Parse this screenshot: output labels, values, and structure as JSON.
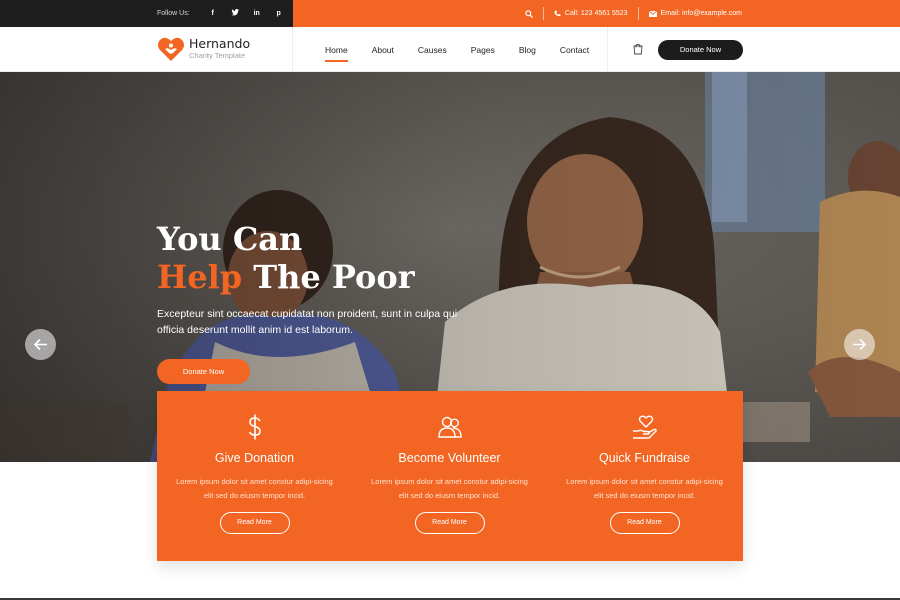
{
  "topbar": {
    "follow_label": "Follow Us:",
    "social": [
      {
        "icon": "facebook-icon",
        "glyph": "f"
      },
      {
        "icon": "twitter-icon",
        "glyph": "t"
      },
      {
        "icon": "linkedin-icon",
        "glyph": "in"
      },
      {
        "icon": "pinterest-icon",
        "glyph": "p"
      }
    ],
    "call": "Call: 123 4561 5523",
    "email": "Email: info@example.com"
  },
  "logo": {
    "name": "Hernando",
    "subtitle": "Charity Template"
  },
  "nav": {
    "items": [
      {
        "label": "Home",
        "active": true
      },
      {
        "label": "About",
        "active": false
      },
      {
        "label": "Causes",
        "active": false
      },
      {
        "label": "Pages",
        "active": false
      },
      {
        "label": "Blog",
        "active": false
      },
      {
        "label": "Contact",
        "active": false
      }
    ],
    "donate_label": "Donate Now"
  },
  "hero": {
    "title_line1": "You Can",
    "title_accent": "Help",
    "title_rest": "The Poor",
    "description": "Excepteur sint occaecat cupidatat non proident, sunt in culpa qui officia deserunt mollit anim id est laborum.",
    "button_label": "Donate Now"
  },
  "features": [
    {
      "icon": "dollar-icon",
      "title": "Give Donation",
      "text": "Lorem ipsum dolor sit amet constur adipi-sicing elit sed do eiusm tempor incid.",
      "button": "Read More"
    },
    {
      "icon": "volunteer-icon",
      "title": "Become Volunteer",
      "text": "Lorem ipsum dolor sit amet constur adipi-sicing elit sed do eiusm tempor incid.",
      "button": "Read More"
    },
    {
      "icon": "heart-hand-icon",
      "title": "Quick Fundraise",
      "text": "Lorem ipsum dolor sit amet constur adipi-sicing elit sed do eiusm tempor incid.",
      "button": "Read More"
    }
  ],
  "colors": {
    "accent": "#f26522",
    "dark": "#1e1e1e"
  }
}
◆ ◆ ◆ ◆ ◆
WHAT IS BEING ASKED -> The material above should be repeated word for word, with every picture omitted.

TASK RESPONSE ->
Parse this screenshot: output labels, values, and structure as JSON.
{
  "topbar": {
    "follow_label": "Follow Us:",
    "social": [
      {
        "icon": "facebook-icon",
        "glyph": "f"
      },
      {
        "icon": "twitter-icon",
        "glyph": "t"
      },
      {
        "icon": "linkedin-icon",
        "glyph": "in"
      },
      {
        "icon": "pinterest-icon",
        "glyph": "p"
      }
    ],
    "call": "Call: 123 4561 5523",
    "email": "Email: info@example.com"
  },
  "logo": {
    "name": "Hernando",
    "subtitle": "Charity Template"
  },
  "nav": {
    "items": [
      {
        "label": "Home",
        "active": true
      },
      {
        "label": "About",
        "active": false
      },
      {
        "label": "Causes",
        "active": false
      },
      {
        "label": "Pages",
        "active": false
      },
      {
        "label": "Blog",
        "active": false
      },
      {
        "label": "Contact",
        "active": false
      }
    ],
    "donate_label": "Donate Now"
  },
  "hero": {
    "title_line1": "You Can",
    "title_accent": "Help",
    "title_rest": "The Poor",
    "description": "Excepteur sint occaecat cupidatat non proident, sunt in culpa qui officia deserunt mollit anim id est laborum.",
    "button_label": "Donate Now"
  },
  "features": [
    {
      "icon": "dollar-icon",
      "title": "Give Donation",
      "text": "Lorem ipsum dolor sit amet constur adipi-sicing elit sed do eiusm tempor incid.",
      "button": "Read More"
    },
    {
      "icon": "volunteer-icon",
      "title": "Become Volunteer",
      "text": "Lorem ipsum dolor sit amet constur adipi-sicing elit sed do eiusm tempor incid.",
      "button": "Read More"
    },
    {
      "icon": "heart-hand-icon",
      "title": "Quick Fundraise",
      "text": "Lorem ipsum dolor sit amet constur adipi-sicing elit sed do eiusm tempor incid.",
      "button": "Read More"
    }
  ],
  "colors": {
    "accent": "#f26522",
    "dark": "#1e1e1e"
  }
}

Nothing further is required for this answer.